For anyone, then, who is alert to all these things about the South, In The Wake of Battle is as much about hope and pride as it is about violence, destruction and despair. To look at those pictures of a burned and ruined Richmond is also to recall the sleek, prosperous Richmond of my youth, where tobacco money, financial services and light industry had not only raised glass-and-steel sky-scrapers but had also allowed the smartening-up of Monument Avenue and the current immaculate state of the city’s old historic centre. Of course battles still rage over how the South is to come to terms with the past that sometimes threatens to overwhelm it — but what matters is that no one, black or white or both or neither — is in any danger of forgetting that there is a past over which to fight. The same is true of Charleston, Atlanta — a dozen other smaller towns and cities. To compare the comfortable, increasingly peaceful and confident South of our own time with Brady’s images is to realise the sheer amount that the human spirit can endure — and the ability of societies and individuals to bounce back from the worst that modernity can throw at them. It is to learn something about flexibility, about evolution and about persistence. It is to learn something about how not to lose wars, large or small. And this is why In The Wake of Battle is, ultimately, inspiring as well as devastating. Its messages are as real at the individual level as they are at the communal one. In The Wake of Battle is a book to treasure as much for its beauty as for its unblinking accounts of horror. It is, in other words, a book for all of us.

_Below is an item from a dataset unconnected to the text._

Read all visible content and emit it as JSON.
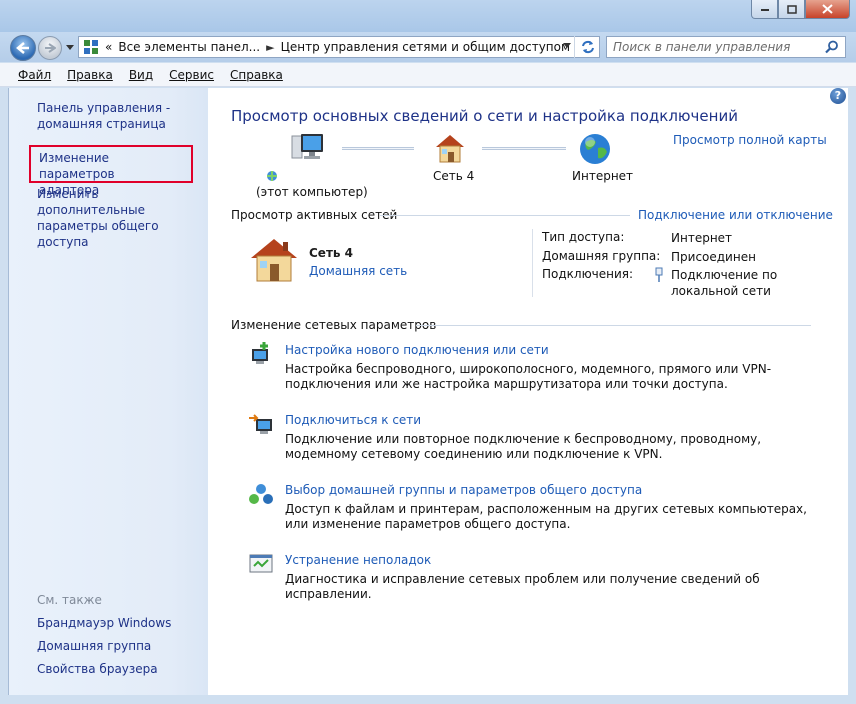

George Sullivan’s In The Wake of Battle: The Civil War Images of Mathew Brady is published by Prestel, 2004, 445 pp, £19.99 softback.